- Data for this exercise:
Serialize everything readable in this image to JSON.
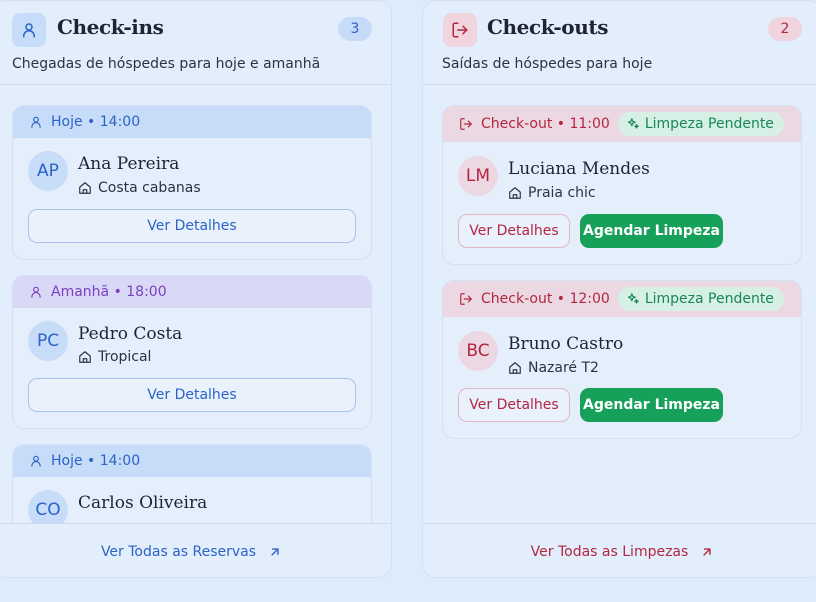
{
  "checkins": {
    "title": "Check-ins",
    "count": "3",
    "subtitle": "Chegadas de hóspedes para hoje e amanhã",
    "cards": [
      {
        "when": "Hoje • 14:00",
        "initials": "AP",
        "name": "Ana Pereira",
        "property": "Costa cabanas",
        "button": "Ver Detalhes"
      },
      {
        "when": "Amanhã • 18:00",
        "initials": "PC",
        "name": "Pedro Costa",
        "property": "Tropical",
        "button": "Ver Detalhes"
      },
      {
        "when": "Hoje • 14:00",
        "initials": "CO",
        "name": "Carlos Oliveira"
      }
    ],
    "footer_link": "Ver Todas as Reservas"
  },
  "checkouts": {
    "title": "Check-outs",
    "count": "2",
    "subtitle": "Saídas de hóspedes para hoje",
    "cards": [
      {
        "when": "Check-out • 11:00",
        "status": "Limpeza Pendente",
        "initials": "LM",
        "name": "Luciana Mendes",
        "property": "Praia chic",
        "details_button": "Ver Detalhes",
        "schedule_button": "Agendar Limpeza"
      },
      {
        "when": "Check-out • 12:00",
        "status": "Limpeza Pendente",
        "initials": "BC",
        "name": "Bruno Castro",
        "property": "Nazaré T2",
        "details_button": "Ver Detalhes",
        "schedule_button": "Agendar Limpeza"
      }
    ],
    "footer_link": "Ver Todas as Limpezas"
  },
  "colors": {
    "checkin_accent": "#2b63c6",
    "tomorrow_accent": "#7b3fc0",
    "checkout_accent": "#b3263f",
    "success": "#16a05a"
  },
  "icons": {
    "checkins": "user-icon",
    "checkouts": "log-out-icon",
    "property": "home-icon",
    "status": "sparkles-icon",
    "footer": "arrow-up-right-icon"
  }
}
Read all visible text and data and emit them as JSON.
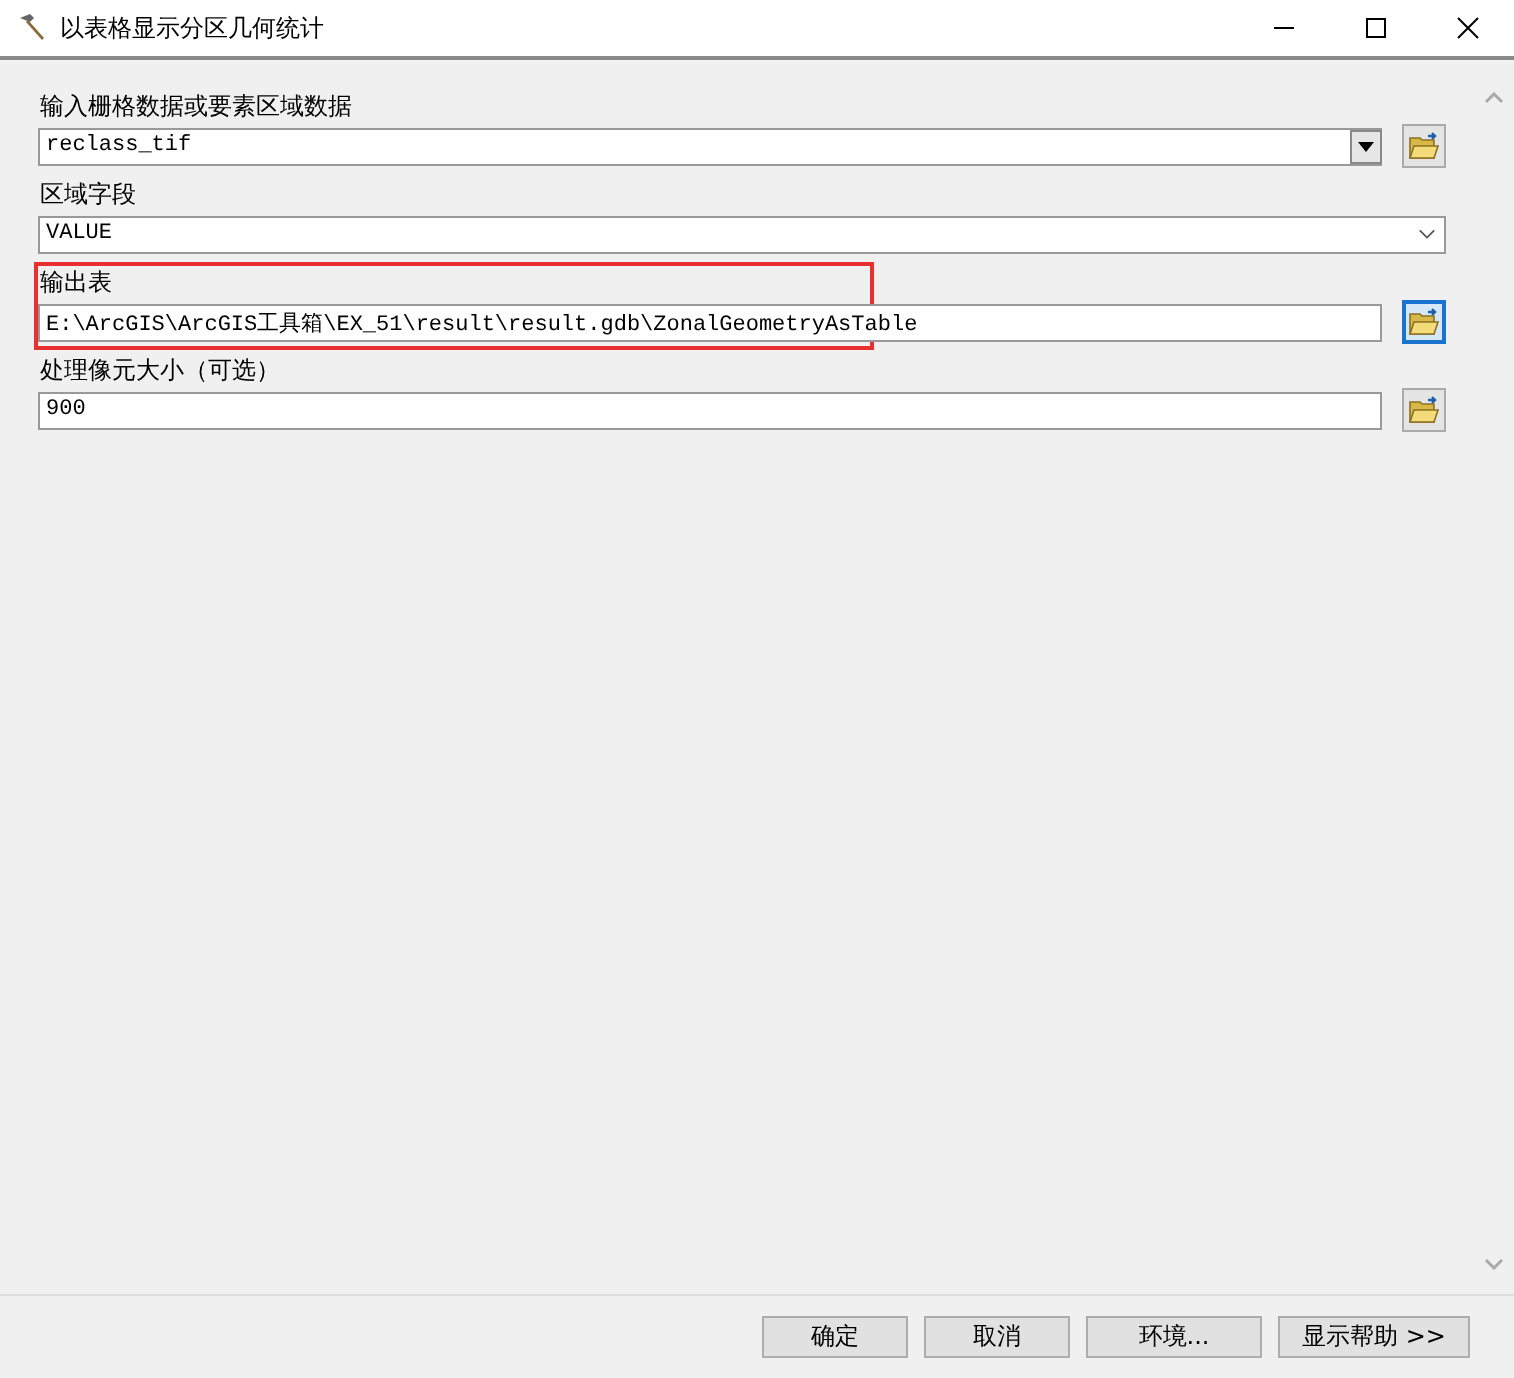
{
  "window": {
    "title": "以表格显示分区几何统计"
  },
  "parameters": [
    {
      "label": "输入栅格数据或要素区域数据",
      "value": "reclass_tif",
      "kind": "combo",
      "browse_button": {
        "focused": false
      },
      "highlighted": false
    },
    {
      "label": "区域字段",
      "value": "VALUE",
      "kind": "select",
      "highlighted": false
    },
    {
      "label": "输出表",
      "value": "E:\\ArcGIS\\ArcGIS工具箱\\EX_51\\result\\result.gdb\\ZonalGeometryAsTable",
      "kind": "text",
      "browse_button": {
        "focused": true
      },
      "highlighted": true
    },
    {
      "label": "处理像元大小（可选）",
      "value": "900",
      "kind": "text",
      "browse_button": {
        "focused": false
      },
      "highlighted": false
    }
  ],
  "buttons": [
    "确定",
    "取消",
    "环境...",
    "显示帮助 >>"
  ]
}
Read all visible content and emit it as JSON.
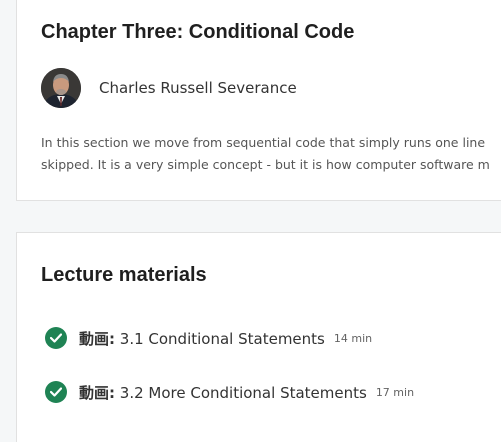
{
  "chapter": {
    "title": "Chapter Three: Conditional Code",
    "instructor": "Charles Russell Severance",
    "description_lines": [
      "In this section we move from sequential code that simply runs one line",
      "skipped. It is a very simple concept - but it is how computer software m"
    ]
  },
  "lectures": {
    "title": "Lecture materials",
    "items": [
      {
        "type": "動画:",
        "title": "3.1 Conditional Statements",
        "duration": "14 min",
        "completed": true
      },
      {
        "type": "動画:",
        "title": "3.2 More Conditional Statements",
        "duration": "17 min",
        "completed": true
      }
    ]
  },
  "colors": {
    "check": "#1f8354",
    "heading": "#1f1f1f",
    "text": "#333333"
  },
  "icons": {
    "completed": "checkmark-circle-icon",
    "avatar": "instructor-photo"
  }
}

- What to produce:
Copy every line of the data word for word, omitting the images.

- Result for this exercise:
Serialize everything readable in this image to JSON.
{
  "checkins": {
    "title": "Check-ins",
    "count": "3",
    "subtitle": "Chegadas de hóspedes para hoje e amanhã",
    "cards": [
      {
        "when": "Hoje • 14:00",
        "initials": "AP",
        "name": "Ana Pereira",
        "property": "Costa cabanas",
        "button": "Ver Detalhes"
      },
      {
        "when": "Amanhã • 18:00",
        "initials": "PC",
        "name": "Pedro Costa",
        "property": "Tropical",
        "button": "Ver Detalhes"
      },
      {
        "when": "Hoje • 14:00",
        "initials": "CO",
        "name": "Carlos Oliveira"
      }
    ],
    "footer_link": "Ver Todas as Reservas"
  },
  "checkouts": {
    "title": "Check-outs",
    "count": "2",
    "subtitle": "Saídas de hóspedes para hoje",
    "cards": [
      {
        "when": "Check-out • 11:00",
        "status": "Limpeza Pendente",
        "initials": "LM",
        "name": "Luciana Mendes",
        "property": "Praia chic",
        "details_button": "Ver Detalhes",
        "schedule_button": "Agendar Limpeza"
      },
      {
        "when": "Check-out • 12:00",
        "status": "Limpeza Pendente",
        "initials": "BC",
        "name": "Bruno Castro",
        "property": "Nazaré T2",
        "details_button": "Ver Detalhes",
        "schedule_button": "Agendar Limpeza"
      }
    ],
    "footer_link": "Ver Todas as Limpezas"
  },
  "colors": {
    "checkin_accent": "#2b63c6",
    "tomorrow_accent": "#7b3fc0",
    "checkout_accent": "#b3263f",
    "success": "#16a05a"
  },
  "icons": {
    "checkins": "user-icon",
    "checkouts": "log-out-icon",
    "property": "home-icon",
    "status": "sparkles-icon",
    "footer": "arrow-up-right-icon"
  }
}
Read all visible text and data and emit them as JSON.
{
  "window": {
    "title": "以表格显示分区几何统计"
  },
  "parameters": [
    {
      "label": "输入栅格数据或要素区域数据",
      "value": "reclass_tif",
      "kind": "combo",
      "browse_button": {
        "focused": false
      },
      "highlighted": false
    },
    {
      "label": "区域字段",
      "value": "VALUE",
      "kind": "select",
      "highlighted": false
    },
    {
      "label": "输出表",
      "value": "E:\\ArcGIS\\ArcGIS工具箱\\EX_51\\result\\result.gdb\\ZonalGeometryAsTable",
      "kind": "text",
      "browse_button": {
        "focused": true
      },
      "highlighted": true
    },
    {
      "label": "处理像元大小（可选）",
      "value": "900",
      "kind": "text",
      "browse_button": {
        "focused": false
      },
      "highlighted": false
    }
  ],
  "buttons": [
    "确定",
    "取消",
    "环境...",
    "显示帮助 >>"
  ]
}
Read all visible content and emit it as JSON.
{
  "chapter": {
    "title": "Chapter Three: Conditional Code",
    "instructor": "Charles Russell Severance",
    "description_lines": [
      "In this section we move from sequential code that simply runs one line",
      "skipped. It is a very simple concept - but it is how computer software m"
    ]
  },
  "lectures": {
    "title": "Lecture materials",
    "items": [
      {
        "type": "動画:",
        "title": "3.1 Conditional Statements",
        "duration": "14 min",
        "completed": true
      },
      {
        "type": "動画:",
        "title": "3.2 More Conditional Statements",
        "duration": "17 min",
        "completed": true
      }
    ]
  },
  "colors": {
    "check": "#1f8354",
    "heading": "#1f1f1f",
    "text": "#333333"
  },
  "icons": {
    "completed": "checkmark-circle-icon",
    "avatar": "instructor-photo"
  }
}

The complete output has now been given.